- _Work item_: Find the lines in the records below that contain "JSON", and report each of them.

-------- Raw data --------

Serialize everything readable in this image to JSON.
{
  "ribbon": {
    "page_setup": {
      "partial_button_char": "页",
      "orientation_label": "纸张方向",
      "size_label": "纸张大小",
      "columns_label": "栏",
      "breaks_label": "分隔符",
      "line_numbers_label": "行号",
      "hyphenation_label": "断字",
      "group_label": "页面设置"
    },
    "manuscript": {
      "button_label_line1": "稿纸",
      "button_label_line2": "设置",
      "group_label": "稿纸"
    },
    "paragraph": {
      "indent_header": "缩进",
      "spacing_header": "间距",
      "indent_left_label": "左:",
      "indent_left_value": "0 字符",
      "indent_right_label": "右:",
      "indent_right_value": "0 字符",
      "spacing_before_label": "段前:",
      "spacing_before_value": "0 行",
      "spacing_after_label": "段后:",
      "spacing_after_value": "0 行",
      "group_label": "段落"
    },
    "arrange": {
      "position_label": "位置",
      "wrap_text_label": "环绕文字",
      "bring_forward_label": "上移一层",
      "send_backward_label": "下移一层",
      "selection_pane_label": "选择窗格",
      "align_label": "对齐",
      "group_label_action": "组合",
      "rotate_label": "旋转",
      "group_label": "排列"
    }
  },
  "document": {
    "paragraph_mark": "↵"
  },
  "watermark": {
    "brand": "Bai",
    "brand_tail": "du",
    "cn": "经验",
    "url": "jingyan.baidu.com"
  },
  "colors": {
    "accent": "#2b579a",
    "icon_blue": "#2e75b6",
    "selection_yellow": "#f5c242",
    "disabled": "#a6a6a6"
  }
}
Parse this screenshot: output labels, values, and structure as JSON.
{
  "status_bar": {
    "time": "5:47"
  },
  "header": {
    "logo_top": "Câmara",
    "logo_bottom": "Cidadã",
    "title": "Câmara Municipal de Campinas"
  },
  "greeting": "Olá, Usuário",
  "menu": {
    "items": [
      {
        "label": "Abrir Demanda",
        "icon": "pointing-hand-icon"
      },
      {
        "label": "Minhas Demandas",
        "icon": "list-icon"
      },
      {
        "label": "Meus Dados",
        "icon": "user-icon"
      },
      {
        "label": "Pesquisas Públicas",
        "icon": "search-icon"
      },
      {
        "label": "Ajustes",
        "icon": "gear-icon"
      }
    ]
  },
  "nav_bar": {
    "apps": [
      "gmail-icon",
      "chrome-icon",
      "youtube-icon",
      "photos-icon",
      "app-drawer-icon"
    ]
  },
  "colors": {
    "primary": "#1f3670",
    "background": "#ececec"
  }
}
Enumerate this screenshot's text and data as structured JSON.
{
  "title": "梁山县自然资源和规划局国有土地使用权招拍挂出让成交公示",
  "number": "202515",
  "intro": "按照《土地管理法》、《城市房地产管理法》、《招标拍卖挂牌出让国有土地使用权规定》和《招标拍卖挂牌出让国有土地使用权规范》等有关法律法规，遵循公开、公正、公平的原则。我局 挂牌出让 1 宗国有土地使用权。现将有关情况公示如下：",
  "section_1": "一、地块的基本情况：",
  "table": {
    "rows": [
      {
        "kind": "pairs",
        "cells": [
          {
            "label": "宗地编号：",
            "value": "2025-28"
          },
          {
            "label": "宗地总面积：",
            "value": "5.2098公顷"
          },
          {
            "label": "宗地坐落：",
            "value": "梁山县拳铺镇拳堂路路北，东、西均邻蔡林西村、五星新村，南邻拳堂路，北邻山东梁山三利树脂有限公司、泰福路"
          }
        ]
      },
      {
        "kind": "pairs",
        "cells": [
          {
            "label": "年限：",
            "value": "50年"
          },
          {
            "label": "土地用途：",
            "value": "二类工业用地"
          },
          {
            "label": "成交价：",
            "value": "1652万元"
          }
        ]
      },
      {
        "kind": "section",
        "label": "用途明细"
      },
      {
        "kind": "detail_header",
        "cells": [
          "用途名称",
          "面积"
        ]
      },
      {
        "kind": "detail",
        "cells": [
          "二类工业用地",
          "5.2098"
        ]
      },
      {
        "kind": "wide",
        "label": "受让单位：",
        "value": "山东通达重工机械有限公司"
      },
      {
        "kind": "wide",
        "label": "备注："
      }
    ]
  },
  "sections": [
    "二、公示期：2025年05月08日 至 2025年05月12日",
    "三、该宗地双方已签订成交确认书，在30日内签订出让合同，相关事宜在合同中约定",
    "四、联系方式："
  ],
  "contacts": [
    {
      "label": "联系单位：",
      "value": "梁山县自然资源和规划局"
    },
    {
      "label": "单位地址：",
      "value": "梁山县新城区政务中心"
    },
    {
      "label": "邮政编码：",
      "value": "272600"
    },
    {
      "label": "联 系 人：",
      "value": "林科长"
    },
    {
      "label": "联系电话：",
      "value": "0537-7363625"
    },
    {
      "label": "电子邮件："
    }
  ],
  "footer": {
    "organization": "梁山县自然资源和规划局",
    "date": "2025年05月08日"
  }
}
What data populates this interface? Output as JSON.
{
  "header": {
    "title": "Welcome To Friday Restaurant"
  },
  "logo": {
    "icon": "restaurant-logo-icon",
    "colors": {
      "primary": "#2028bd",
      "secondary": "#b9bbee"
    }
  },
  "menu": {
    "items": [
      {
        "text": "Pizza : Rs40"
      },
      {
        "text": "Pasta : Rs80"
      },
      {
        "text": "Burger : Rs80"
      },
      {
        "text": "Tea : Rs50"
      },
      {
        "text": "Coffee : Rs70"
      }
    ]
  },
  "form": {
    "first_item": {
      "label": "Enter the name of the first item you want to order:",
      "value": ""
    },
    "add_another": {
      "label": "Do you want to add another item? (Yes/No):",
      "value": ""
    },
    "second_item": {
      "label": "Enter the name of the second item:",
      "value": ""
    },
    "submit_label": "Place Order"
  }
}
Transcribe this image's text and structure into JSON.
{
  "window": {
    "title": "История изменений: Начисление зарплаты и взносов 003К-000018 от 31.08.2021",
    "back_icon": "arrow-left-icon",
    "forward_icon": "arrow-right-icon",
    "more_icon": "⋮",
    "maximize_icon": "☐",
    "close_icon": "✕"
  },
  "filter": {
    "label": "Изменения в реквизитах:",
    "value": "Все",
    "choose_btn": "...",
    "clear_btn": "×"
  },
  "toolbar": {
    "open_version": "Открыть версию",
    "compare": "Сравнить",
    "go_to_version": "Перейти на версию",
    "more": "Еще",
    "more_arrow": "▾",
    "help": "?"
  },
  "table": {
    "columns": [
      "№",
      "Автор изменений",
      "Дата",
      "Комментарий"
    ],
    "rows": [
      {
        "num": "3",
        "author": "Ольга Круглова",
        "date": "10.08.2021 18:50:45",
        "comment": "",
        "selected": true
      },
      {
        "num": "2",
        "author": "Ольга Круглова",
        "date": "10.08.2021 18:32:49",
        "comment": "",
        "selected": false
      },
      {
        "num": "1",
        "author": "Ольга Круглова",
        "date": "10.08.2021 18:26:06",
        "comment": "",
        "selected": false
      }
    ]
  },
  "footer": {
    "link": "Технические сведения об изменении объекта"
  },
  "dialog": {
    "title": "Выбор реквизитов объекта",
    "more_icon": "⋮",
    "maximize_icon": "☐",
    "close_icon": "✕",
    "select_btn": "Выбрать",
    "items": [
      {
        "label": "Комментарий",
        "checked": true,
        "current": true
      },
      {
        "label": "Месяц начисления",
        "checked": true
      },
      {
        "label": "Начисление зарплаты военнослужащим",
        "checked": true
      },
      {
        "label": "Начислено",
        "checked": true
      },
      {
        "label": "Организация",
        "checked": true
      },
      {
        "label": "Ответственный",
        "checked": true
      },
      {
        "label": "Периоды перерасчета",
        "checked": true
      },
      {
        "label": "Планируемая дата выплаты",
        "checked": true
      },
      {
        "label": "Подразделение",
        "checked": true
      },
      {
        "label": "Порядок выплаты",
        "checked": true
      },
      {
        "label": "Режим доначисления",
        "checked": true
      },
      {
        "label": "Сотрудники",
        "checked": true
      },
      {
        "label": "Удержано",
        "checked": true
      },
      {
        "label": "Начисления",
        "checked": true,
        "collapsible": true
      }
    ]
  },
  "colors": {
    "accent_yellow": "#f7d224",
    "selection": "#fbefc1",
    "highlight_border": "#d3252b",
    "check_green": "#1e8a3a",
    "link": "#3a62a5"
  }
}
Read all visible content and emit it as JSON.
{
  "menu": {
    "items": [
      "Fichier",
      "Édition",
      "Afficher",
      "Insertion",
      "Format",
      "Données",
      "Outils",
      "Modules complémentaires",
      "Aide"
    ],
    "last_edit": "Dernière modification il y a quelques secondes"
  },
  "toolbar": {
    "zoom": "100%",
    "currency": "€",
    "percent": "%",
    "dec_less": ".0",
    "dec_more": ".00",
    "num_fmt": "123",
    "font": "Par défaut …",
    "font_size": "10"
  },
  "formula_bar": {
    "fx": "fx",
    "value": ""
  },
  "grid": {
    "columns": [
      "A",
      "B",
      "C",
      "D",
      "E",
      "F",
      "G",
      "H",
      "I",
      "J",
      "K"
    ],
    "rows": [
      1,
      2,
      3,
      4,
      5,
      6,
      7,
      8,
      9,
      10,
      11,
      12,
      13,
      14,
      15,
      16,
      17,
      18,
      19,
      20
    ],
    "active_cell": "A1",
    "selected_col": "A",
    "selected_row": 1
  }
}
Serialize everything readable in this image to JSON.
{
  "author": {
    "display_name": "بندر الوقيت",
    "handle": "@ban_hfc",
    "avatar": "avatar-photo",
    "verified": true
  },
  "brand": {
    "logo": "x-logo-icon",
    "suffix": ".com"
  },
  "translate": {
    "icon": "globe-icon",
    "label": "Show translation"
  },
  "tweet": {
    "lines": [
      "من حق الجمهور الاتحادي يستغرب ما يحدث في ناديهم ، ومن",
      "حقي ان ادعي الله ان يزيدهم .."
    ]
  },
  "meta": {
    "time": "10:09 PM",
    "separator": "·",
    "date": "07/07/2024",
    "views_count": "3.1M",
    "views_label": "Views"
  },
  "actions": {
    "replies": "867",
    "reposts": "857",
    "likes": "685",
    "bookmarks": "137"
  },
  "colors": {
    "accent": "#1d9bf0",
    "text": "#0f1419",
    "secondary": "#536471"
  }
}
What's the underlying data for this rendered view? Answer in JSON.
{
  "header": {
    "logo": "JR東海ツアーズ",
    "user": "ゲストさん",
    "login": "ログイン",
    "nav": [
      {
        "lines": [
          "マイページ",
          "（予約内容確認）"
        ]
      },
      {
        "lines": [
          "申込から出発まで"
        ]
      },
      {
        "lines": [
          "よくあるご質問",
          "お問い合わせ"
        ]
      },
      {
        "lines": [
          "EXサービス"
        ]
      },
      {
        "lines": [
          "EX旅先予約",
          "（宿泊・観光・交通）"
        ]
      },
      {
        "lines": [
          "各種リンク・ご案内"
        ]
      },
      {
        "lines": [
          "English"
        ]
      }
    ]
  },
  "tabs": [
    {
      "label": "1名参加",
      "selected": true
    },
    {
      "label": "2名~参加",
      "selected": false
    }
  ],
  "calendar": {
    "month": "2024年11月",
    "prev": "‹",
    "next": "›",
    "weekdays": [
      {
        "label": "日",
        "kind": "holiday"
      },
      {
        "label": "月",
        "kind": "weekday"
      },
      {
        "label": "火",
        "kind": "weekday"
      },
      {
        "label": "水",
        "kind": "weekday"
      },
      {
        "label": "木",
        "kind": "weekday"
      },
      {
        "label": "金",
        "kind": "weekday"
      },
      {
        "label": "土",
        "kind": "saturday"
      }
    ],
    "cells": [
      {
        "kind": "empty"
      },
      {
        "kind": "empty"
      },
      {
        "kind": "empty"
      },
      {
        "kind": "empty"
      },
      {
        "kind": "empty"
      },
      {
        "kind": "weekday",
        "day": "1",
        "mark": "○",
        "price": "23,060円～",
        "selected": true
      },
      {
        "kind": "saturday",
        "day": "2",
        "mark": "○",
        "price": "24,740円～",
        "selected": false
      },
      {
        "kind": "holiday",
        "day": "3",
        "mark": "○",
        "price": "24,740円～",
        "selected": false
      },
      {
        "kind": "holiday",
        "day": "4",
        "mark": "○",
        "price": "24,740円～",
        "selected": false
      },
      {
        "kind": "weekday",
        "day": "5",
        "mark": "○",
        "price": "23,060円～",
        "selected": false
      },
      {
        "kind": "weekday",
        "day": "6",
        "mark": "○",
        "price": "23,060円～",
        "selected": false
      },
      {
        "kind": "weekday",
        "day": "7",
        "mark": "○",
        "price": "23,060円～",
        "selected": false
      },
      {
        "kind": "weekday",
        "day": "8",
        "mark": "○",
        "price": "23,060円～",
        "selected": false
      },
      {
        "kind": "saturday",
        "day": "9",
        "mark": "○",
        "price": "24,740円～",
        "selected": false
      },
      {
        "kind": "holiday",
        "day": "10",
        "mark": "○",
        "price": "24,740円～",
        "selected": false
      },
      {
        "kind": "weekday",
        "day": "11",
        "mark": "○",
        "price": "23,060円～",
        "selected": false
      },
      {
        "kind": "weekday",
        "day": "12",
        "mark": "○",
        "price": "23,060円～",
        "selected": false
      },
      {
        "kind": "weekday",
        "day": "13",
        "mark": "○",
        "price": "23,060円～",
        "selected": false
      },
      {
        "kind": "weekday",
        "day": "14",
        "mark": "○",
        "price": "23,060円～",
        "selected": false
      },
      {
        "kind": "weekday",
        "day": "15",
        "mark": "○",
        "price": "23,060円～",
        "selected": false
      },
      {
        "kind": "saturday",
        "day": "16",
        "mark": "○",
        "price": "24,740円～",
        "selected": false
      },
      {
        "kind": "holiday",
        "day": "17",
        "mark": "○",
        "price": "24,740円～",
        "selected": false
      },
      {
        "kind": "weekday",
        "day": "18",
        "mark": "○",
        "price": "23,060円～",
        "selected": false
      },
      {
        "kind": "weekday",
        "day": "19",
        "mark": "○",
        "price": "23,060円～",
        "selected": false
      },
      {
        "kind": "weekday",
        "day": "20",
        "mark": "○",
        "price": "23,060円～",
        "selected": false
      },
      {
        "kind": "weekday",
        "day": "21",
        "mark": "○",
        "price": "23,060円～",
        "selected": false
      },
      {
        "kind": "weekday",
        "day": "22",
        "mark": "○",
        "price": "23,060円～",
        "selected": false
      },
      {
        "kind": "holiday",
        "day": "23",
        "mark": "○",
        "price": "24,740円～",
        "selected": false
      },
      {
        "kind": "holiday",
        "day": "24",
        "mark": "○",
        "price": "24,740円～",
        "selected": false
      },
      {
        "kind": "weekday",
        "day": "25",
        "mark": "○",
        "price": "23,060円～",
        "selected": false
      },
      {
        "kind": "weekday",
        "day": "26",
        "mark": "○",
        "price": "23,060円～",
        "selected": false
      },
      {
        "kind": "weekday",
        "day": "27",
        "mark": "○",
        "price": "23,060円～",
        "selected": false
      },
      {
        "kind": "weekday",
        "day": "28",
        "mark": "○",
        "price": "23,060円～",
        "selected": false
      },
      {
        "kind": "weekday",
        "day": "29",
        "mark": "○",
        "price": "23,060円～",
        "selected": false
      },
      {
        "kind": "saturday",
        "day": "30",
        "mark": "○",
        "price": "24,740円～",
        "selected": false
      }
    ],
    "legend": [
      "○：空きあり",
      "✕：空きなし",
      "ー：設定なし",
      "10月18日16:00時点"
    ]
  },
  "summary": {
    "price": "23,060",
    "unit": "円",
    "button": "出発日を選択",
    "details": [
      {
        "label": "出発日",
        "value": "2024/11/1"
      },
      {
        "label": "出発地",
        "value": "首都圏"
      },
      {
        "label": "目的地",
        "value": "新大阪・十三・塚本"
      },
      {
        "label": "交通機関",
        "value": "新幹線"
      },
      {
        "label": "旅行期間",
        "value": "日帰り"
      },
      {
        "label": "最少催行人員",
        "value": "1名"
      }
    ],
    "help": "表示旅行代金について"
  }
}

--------

- _Exercise response_:
Serialize everything readable in this image to JSON.
Parse this screenshot: output labels, values, and structure as JSON.
Enumerate this screenshot's text and data as structured JSON.
What data populates this interface? Output as JSON.
Transcribe this image's text and structure into JSON.
Read all visible content and emit it as JSON.
Serialize everything readable in this image to JSON.
What's the underlying data for this rendered view? Answer in JSON.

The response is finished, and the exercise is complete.